## [What to work on]
Scan the entries line by line and return those with "calendar".

## [The records]
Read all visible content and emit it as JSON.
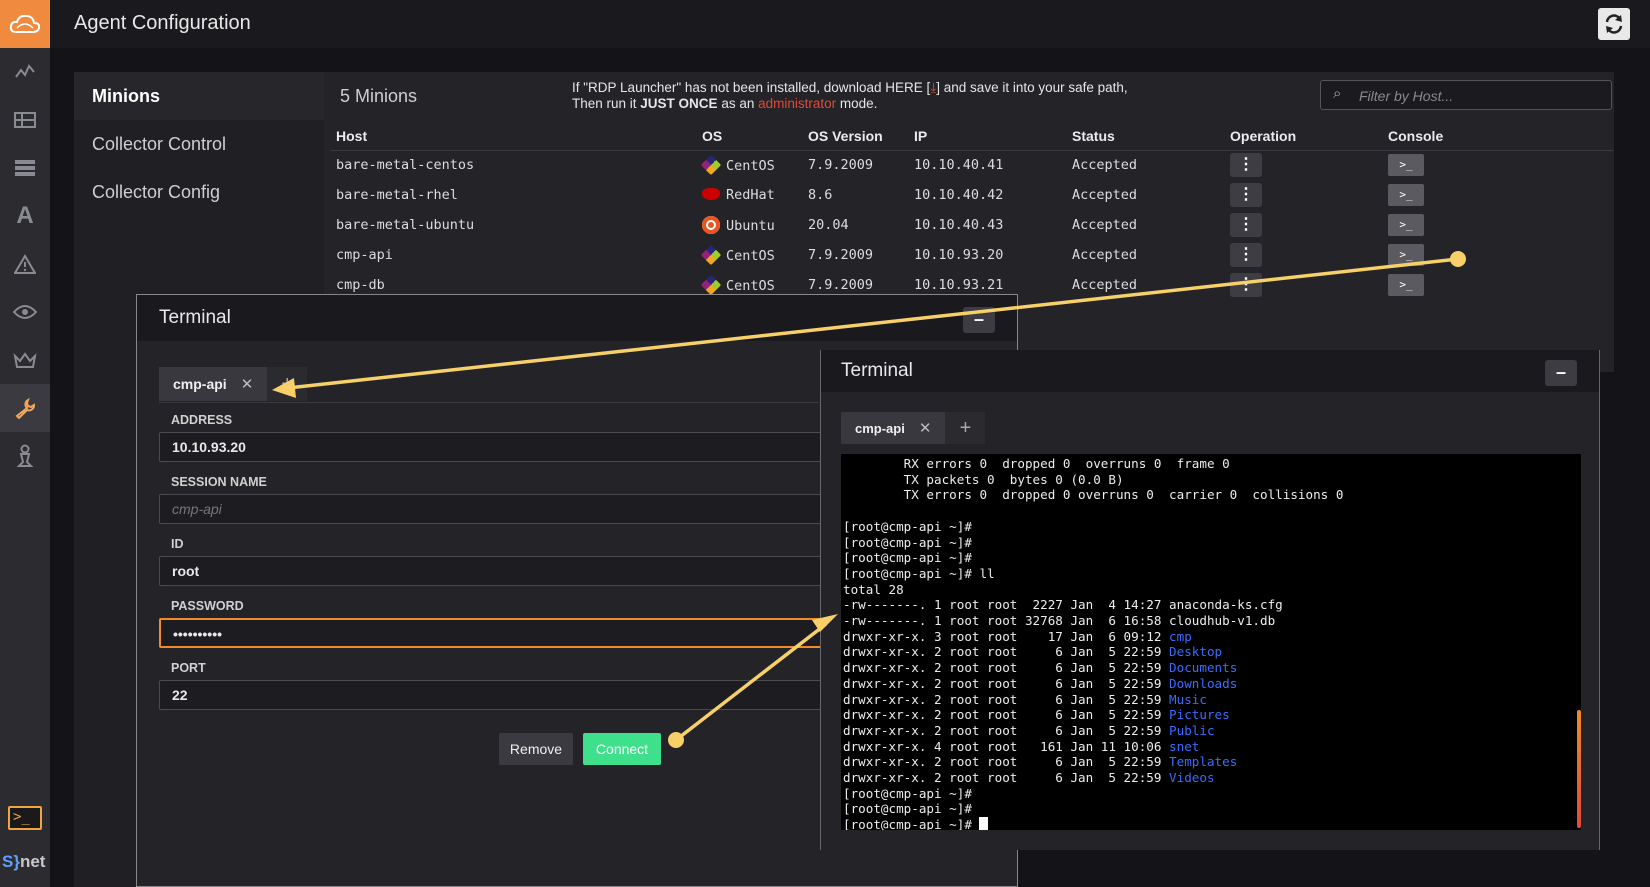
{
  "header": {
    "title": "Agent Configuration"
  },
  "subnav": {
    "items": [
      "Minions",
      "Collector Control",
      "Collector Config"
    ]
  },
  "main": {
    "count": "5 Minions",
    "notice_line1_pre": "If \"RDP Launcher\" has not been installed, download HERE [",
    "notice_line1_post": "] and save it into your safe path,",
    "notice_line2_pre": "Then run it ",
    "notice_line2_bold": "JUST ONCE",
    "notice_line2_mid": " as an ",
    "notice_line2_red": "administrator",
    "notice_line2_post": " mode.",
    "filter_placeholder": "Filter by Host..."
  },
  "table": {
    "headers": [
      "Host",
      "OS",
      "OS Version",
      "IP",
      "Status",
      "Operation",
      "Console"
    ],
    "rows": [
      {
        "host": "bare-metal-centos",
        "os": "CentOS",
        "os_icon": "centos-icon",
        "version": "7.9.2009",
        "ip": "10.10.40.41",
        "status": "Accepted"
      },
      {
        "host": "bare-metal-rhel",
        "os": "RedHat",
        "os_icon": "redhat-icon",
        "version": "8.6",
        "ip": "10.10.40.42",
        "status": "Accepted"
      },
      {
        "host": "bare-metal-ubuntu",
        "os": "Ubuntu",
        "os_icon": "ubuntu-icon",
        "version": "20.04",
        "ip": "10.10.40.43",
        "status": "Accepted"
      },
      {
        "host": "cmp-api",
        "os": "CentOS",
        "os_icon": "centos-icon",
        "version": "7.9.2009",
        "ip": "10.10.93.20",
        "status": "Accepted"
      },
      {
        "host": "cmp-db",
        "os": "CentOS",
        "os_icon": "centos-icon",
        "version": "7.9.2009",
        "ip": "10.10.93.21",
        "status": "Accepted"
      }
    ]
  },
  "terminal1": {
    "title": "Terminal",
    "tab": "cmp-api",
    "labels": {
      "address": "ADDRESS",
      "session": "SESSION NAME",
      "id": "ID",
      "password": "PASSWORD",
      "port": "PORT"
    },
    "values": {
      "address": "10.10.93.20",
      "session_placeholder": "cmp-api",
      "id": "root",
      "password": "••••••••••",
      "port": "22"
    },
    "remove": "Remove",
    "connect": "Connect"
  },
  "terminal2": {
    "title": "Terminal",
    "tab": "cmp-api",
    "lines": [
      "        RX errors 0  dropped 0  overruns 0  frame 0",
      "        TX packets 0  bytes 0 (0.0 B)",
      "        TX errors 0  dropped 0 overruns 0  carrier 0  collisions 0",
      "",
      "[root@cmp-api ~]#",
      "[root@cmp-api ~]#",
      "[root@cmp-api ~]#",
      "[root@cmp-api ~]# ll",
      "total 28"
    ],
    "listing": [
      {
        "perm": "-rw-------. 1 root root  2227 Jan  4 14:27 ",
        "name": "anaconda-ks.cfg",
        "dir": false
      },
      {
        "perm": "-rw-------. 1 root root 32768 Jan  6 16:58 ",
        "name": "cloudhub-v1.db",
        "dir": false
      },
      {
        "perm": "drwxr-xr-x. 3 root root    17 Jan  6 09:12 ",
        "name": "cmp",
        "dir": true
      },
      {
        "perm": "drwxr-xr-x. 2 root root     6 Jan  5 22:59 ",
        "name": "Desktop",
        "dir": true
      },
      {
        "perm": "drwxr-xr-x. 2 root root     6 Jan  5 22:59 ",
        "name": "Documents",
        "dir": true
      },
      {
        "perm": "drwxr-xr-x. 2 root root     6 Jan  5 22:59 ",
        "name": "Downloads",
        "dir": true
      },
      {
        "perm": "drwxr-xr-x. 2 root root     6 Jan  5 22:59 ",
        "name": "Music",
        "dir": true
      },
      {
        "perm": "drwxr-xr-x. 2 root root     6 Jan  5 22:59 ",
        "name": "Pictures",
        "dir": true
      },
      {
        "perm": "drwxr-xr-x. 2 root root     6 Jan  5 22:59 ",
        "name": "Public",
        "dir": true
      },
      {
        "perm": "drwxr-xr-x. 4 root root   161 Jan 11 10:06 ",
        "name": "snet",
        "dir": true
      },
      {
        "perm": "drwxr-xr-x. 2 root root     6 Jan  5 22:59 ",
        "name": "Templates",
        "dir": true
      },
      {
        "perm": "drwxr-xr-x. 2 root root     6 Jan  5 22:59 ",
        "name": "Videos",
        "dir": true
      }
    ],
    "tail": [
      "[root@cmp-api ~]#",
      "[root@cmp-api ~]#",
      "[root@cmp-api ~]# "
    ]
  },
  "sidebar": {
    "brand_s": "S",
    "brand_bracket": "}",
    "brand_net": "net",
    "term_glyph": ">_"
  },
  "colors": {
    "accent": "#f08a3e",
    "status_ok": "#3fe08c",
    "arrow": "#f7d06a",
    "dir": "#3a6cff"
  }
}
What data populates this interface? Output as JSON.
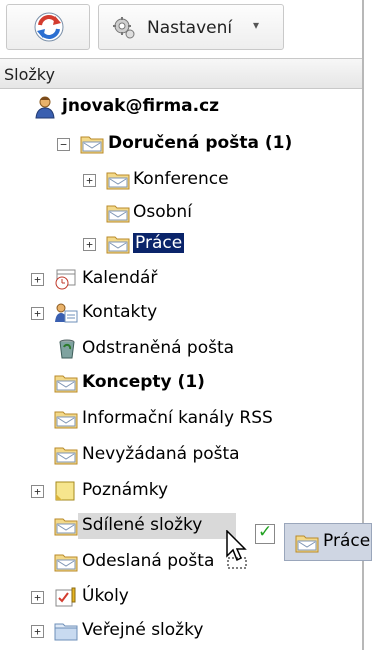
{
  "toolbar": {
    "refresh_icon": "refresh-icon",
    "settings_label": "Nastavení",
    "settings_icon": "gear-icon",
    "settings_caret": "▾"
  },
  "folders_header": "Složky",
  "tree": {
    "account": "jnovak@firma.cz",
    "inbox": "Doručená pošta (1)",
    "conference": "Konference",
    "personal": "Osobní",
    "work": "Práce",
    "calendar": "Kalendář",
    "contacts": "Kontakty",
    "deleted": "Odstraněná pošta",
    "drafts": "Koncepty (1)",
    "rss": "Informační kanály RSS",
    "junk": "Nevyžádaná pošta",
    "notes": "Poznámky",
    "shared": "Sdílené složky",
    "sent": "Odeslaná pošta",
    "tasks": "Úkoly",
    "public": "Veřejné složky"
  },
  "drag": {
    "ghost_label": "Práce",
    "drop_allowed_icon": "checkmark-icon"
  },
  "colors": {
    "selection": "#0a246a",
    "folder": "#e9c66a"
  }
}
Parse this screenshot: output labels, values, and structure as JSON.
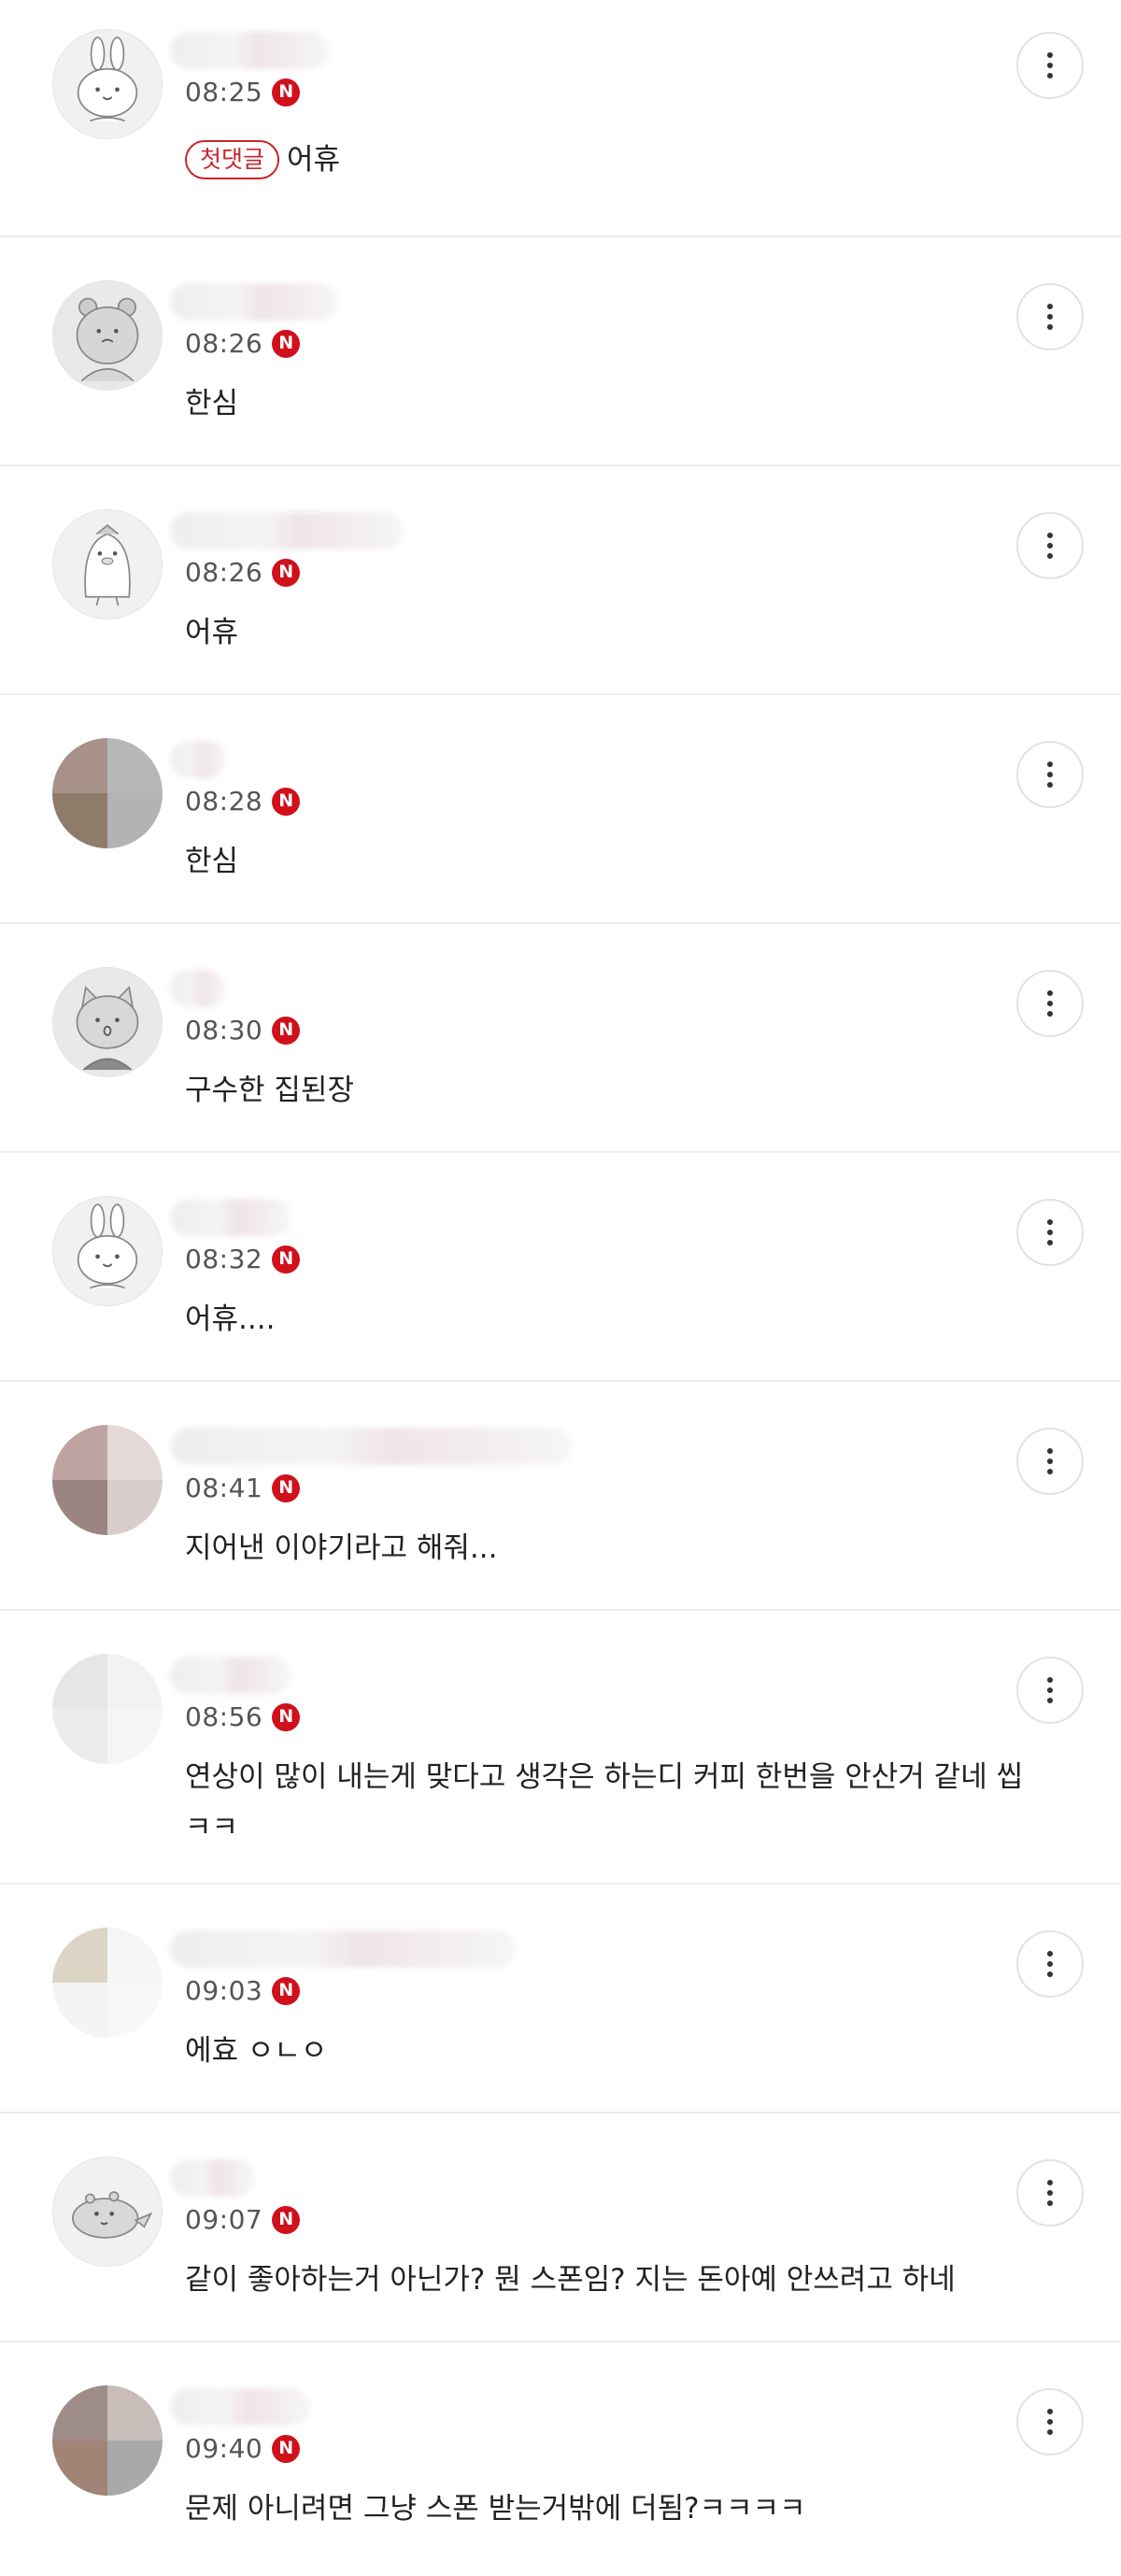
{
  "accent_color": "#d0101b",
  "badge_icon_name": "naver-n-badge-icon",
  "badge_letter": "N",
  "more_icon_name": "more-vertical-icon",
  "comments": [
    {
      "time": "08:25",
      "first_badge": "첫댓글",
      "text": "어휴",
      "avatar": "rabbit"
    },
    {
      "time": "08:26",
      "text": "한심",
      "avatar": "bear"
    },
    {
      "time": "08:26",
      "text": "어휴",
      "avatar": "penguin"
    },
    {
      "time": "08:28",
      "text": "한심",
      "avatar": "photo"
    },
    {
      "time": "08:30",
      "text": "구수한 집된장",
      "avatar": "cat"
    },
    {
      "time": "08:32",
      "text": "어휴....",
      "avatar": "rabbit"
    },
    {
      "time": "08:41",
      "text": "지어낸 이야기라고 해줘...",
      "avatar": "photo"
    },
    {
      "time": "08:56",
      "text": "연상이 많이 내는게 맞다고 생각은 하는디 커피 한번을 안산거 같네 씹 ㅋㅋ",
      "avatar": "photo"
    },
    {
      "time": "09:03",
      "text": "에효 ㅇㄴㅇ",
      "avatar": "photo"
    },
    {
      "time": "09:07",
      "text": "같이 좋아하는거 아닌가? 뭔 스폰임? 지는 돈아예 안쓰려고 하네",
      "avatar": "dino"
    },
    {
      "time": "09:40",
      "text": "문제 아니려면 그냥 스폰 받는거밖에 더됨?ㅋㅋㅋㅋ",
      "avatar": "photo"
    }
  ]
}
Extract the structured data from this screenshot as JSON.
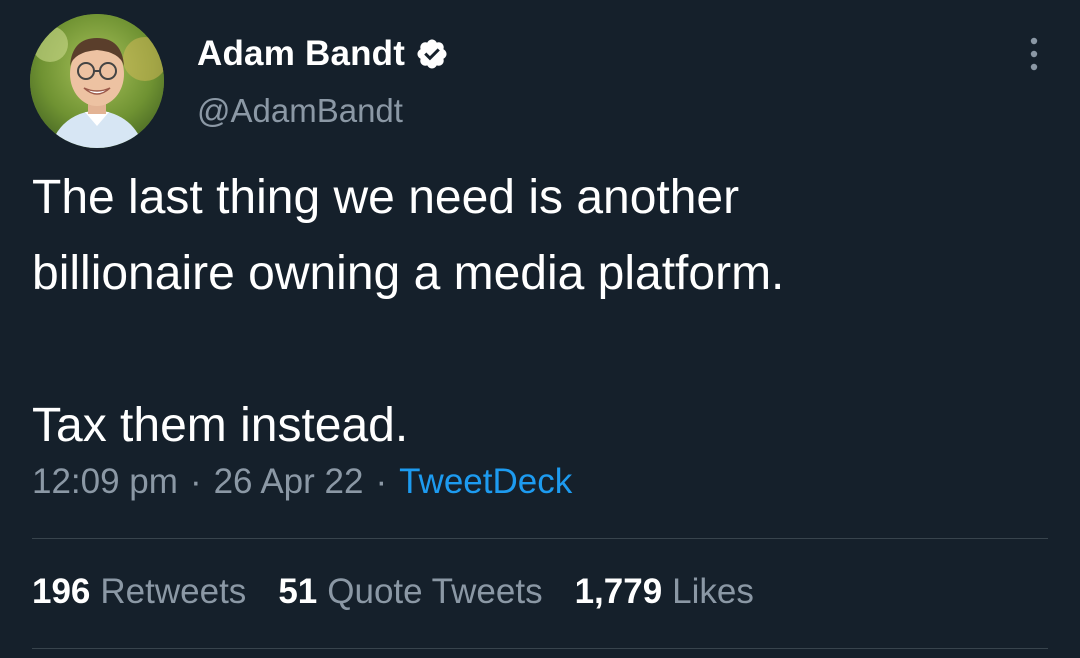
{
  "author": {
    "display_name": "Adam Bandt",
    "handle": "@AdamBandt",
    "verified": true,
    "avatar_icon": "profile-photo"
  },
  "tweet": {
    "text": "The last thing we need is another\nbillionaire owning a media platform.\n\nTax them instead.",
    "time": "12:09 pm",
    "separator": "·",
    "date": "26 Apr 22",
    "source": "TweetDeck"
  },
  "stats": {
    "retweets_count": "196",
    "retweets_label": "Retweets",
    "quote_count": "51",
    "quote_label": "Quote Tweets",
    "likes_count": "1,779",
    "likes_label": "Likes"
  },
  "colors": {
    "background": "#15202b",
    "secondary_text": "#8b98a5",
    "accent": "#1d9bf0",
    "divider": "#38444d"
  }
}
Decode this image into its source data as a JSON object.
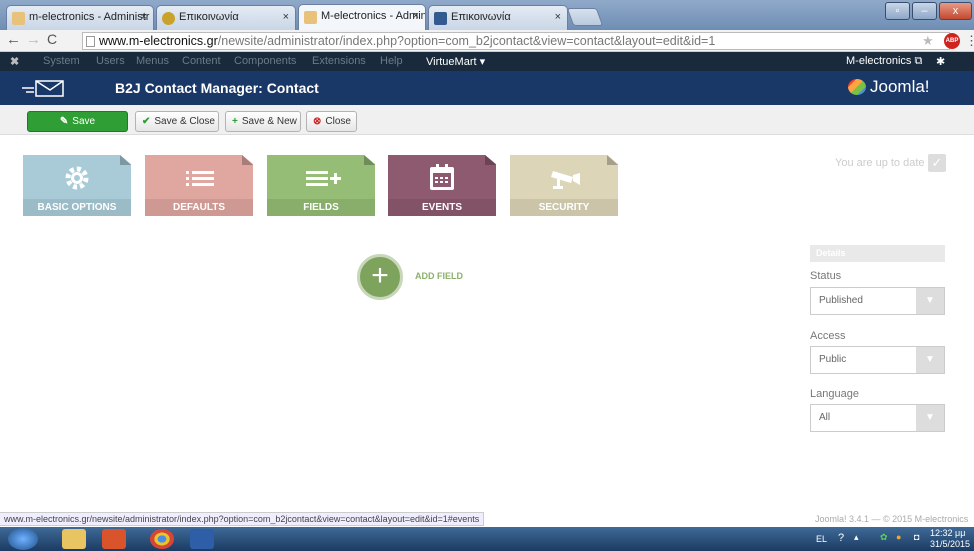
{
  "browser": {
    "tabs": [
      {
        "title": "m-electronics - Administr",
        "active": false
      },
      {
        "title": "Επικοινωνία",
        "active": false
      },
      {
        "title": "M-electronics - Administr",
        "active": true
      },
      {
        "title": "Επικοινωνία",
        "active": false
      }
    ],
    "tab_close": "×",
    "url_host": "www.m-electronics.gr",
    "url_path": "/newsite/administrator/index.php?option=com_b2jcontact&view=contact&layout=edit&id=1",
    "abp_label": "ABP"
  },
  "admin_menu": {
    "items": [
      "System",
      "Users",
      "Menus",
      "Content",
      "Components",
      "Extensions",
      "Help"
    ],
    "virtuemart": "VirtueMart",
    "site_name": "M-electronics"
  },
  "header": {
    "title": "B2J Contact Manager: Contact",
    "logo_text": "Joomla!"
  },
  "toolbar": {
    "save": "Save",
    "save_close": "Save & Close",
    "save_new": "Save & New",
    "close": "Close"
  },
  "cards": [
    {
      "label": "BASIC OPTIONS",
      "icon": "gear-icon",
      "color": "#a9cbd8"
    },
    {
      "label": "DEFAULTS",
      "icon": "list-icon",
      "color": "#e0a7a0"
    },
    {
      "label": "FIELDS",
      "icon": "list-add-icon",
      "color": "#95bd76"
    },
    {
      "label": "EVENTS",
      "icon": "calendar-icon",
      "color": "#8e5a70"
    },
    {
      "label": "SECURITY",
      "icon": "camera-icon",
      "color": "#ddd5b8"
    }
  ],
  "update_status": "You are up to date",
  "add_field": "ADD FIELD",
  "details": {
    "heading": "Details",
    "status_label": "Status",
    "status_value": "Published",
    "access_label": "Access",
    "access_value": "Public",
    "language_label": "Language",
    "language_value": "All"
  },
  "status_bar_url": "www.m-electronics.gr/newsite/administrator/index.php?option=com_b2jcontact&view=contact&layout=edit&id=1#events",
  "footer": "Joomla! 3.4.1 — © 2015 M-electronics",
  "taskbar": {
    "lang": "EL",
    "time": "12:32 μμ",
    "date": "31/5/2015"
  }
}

## [Task answer]
    "calendar": "Kalendář",
      "icon": "calendar-icon",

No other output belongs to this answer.